[Problem requirements]
Please copy every line with the string "text" from the entries below.

[Information shown]
_ _ _ _ _
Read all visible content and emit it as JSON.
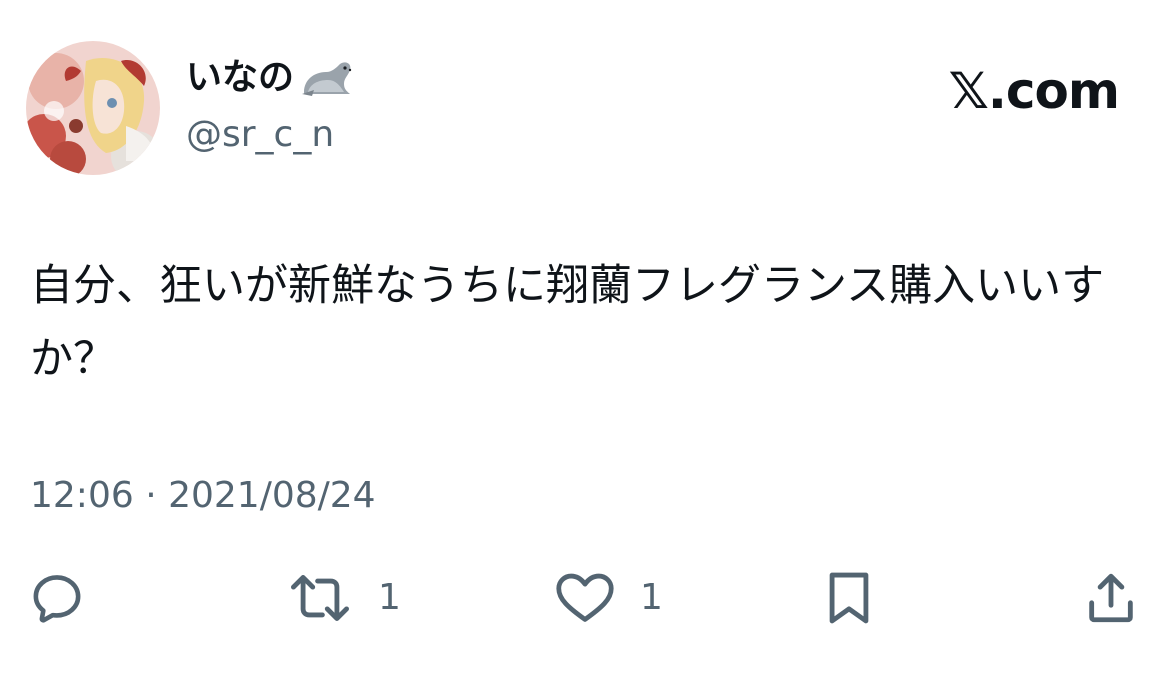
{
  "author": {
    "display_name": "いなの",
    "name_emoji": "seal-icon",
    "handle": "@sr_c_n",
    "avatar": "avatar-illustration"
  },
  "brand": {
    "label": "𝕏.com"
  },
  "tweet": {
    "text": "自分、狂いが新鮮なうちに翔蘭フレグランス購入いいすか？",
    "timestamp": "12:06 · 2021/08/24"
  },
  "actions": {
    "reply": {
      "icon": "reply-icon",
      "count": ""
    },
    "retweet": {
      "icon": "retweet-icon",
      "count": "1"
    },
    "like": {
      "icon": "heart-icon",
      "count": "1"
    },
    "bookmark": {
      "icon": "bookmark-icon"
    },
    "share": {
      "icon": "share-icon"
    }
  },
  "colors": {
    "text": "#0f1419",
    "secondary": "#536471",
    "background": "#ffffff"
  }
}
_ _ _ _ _
[Task answer]
    "text": "自分、狂いが新鮮なうちに翔蘭フレグランス購入いいすか？",
    "text": "#0f1419",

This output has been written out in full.